> REQUIRED WORK
Read the records and gather each line that includes "JSON".

> SUPPLIED RECORDS
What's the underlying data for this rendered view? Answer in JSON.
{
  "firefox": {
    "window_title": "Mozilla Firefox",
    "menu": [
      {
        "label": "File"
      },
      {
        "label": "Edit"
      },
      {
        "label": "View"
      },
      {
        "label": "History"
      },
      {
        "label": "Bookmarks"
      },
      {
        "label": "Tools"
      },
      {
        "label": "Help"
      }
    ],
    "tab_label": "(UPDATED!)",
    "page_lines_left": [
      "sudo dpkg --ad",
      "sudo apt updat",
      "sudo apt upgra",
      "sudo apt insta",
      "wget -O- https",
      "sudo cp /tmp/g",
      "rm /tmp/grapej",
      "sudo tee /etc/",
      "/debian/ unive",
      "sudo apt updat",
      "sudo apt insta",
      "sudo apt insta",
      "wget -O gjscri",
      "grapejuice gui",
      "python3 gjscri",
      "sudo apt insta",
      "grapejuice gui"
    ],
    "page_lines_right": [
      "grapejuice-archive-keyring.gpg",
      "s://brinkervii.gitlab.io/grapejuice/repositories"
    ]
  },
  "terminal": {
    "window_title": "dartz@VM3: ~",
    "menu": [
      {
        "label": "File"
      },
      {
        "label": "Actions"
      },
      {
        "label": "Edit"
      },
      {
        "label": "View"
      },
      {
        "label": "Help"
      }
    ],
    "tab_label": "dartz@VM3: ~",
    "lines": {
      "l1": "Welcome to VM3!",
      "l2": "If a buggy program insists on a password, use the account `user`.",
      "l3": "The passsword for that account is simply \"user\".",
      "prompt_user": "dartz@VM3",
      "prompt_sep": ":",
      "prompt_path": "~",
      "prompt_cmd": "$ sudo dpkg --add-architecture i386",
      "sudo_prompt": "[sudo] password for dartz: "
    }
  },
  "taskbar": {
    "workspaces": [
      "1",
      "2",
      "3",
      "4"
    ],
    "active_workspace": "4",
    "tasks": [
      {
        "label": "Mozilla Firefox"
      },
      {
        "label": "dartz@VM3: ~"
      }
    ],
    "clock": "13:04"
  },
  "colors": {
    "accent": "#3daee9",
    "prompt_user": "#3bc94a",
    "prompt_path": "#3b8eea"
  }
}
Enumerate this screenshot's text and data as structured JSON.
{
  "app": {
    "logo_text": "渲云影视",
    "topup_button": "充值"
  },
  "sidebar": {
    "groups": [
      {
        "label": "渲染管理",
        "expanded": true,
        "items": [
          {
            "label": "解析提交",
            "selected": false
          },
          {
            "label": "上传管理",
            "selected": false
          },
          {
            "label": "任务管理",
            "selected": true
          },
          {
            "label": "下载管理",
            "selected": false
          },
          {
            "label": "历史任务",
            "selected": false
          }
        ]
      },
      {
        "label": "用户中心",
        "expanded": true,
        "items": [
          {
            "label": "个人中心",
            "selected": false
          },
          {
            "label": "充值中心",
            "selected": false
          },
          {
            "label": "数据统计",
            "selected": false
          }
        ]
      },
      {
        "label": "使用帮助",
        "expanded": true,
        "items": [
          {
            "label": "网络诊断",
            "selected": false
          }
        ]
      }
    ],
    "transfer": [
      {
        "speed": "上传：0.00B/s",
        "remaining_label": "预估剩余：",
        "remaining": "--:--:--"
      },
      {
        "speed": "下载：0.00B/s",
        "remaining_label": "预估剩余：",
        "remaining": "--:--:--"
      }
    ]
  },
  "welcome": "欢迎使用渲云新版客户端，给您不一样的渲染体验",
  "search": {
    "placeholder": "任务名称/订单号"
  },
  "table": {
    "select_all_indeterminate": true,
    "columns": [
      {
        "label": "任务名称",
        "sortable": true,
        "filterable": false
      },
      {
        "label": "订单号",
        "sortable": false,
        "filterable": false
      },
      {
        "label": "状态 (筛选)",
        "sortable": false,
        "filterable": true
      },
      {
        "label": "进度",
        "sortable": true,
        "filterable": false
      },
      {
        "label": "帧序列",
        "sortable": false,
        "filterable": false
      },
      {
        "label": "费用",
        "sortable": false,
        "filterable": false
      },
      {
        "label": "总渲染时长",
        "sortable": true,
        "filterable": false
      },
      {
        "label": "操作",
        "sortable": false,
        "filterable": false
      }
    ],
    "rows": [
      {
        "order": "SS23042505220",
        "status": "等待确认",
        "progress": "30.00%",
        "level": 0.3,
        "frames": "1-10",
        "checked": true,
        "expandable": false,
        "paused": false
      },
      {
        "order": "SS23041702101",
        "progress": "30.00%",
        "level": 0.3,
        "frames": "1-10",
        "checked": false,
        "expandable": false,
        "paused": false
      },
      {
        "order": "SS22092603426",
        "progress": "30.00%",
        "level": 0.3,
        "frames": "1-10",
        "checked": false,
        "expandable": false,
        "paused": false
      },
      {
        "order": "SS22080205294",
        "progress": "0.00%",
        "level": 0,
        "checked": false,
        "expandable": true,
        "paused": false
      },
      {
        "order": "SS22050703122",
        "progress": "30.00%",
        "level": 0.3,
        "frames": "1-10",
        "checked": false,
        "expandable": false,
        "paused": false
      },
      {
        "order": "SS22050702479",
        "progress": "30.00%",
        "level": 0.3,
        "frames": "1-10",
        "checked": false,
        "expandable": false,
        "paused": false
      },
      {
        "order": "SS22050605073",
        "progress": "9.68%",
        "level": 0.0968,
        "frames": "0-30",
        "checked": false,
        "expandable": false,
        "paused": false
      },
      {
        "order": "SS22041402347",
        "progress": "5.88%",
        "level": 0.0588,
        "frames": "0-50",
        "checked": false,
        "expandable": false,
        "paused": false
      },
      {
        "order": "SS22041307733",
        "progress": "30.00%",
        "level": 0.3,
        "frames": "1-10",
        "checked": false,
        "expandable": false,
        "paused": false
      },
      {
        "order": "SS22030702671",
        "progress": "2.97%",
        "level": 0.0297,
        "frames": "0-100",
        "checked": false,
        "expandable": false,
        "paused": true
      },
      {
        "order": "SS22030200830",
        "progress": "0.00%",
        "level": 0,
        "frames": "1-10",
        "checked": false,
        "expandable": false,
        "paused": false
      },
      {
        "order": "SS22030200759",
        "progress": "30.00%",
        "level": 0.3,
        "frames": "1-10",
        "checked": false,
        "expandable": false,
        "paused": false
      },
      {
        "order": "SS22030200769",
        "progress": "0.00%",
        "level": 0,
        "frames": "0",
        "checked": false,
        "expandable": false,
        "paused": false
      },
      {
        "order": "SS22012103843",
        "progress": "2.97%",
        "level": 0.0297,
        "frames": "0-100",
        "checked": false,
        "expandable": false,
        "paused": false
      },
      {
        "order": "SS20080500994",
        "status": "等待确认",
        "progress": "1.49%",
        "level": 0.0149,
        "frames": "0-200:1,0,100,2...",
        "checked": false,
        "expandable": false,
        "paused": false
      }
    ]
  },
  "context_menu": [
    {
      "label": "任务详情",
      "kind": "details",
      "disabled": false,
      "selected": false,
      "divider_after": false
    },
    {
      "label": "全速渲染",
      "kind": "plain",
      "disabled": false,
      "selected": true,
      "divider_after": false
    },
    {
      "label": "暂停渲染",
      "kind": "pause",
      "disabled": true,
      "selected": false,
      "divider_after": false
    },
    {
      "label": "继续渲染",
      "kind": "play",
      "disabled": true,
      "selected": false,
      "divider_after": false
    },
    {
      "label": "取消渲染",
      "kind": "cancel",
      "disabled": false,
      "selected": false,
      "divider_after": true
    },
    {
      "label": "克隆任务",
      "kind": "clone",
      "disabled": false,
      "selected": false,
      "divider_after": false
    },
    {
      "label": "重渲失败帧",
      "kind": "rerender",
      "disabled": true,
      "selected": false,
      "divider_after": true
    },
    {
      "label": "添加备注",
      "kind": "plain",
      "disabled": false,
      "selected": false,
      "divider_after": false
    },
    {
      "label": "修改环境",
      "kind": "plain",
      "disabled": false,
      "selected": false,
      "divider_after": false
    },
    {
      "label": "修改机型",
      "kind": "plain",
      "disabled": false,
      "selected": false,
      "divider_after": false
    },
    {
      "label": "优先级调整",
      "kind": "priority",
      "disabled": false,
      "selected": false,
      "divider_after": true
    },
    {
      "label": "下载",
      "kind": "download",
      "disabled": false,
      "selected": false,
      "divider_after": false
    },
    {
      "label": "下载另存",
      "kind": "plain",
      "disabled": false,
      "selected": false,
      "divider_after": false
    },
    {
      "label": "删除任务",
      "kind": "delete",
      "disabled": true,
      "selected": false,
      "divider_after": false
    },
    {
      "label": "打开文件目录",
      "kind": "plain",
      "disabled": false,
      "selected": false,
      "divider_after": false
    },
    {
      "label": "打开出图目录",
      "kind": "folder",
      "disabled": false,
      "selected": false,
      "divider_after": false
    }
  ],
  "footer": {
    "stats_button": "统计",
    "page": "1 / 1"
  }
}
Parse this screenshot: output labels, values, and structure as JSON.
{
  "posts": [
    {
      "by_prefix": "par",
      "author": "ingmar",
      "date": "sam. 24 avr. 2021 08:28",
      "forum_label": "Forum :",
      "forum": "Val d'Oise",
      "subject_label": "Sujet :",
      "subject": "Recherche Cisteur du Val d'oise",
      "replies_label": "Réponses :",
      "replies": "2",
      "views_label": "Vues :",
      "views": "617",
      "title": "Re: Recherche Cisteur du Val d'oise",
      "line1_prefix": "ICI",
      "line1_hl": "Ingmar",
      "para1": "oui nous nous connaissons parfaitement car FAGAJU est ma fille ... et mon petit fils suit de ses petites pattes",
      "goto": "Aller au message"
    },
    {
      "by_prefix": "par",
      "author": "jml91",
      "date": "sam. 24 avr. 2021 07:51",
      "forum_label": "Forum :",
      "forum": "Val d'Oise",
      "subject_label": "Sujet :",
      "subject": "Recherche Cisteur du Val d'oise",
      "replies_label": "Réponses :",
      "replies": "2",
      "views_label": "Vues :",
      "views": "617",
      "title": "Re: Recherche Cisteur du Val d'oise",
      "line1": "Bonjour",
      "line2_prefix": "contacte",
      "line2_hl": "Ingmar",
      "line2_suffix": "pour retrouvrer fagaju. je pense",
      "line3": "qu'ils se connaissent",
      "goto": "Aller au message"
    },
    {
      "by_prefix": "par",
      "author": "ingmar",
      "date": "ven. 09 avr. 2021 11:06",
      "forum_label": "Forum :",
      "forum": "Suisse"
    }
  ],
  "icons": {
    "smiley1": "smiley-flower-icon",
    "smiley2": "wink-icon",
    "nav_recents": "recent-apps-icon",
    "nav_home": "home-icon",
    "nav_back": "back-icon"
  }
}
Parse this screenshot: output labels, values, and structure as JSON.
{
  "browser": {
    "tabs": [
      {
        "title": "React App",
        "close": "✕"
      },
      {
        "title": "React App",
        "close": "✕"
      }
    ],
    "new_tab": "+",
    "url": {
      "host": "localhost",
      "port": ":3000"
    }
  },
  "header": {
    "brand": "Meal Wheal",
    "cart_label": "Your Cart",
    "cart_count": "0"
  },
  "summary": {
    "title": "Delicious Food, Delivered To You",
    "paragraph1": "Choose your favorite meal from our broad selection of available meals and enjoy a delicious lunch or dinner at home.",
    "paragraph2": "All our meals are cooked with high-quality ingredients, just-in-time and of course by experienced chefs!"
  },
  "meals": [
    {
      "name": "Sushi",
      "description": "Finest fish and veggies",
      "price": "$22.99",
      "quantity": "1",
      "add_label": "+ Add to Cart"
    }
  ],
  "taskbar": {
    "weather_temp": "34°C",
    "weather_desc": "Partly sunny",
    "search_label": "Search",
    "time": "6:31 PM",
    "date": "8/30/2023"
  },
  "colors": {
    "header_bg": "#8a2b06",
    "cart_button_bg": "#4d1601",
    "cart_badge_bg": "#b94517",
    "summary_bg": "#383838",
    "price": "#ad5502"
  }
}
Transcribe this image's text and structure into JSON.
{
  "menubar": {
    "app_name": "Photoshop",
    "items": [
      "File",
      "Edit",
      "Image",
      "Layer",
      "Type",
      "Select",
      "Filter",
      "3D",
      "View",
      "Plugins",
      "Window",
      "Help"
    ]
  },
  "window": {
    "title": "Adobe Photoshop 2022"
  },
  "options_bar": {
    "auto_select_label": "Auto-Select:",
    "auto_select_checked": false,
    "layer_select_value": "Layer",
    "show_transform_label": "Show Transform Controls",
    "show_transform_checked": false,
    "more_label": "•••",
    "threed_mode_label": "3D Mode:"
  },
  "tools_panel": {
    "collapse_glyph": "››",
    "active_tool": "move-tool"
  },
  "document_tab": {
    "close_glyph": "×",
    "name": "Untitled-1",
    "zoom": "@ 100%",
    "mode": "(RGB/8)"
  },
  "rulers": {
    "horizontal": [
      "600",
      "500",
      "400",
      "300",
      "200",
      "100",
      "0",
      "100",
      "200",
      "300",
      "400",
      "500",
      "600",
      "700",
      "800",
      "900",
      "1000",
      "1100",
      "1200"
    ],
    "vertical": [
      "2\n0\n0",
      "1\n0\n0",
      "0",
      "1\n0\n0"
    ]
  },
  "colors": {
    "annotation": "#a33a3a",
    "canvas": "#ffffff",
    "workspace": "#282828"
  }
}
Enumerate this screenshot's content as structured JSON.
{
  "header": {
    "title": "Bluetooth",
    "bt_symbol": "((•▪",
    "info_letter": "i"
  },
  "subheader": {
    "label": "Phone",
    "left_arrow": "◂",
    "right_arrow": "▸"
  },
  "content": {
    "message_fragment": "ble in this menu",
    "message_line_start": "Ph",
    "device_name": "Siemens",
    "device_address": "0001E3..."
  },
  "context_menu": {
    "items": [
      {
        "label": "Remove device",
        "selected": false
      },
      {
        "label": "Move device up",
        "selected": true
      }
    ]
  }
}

> ANSWER
What's the underlying data for this rendered view? Answer in JSON.
Enumerate this screenshot's text and data as structured JSON.
Parse this screenshot: output labels, values, and structure as JSON.
Parse this screenshot: output labels, values, and structure as JSON.
Transcribe this image's text and structure into JSON.
Enumerate this screenshot's content as structured JSON.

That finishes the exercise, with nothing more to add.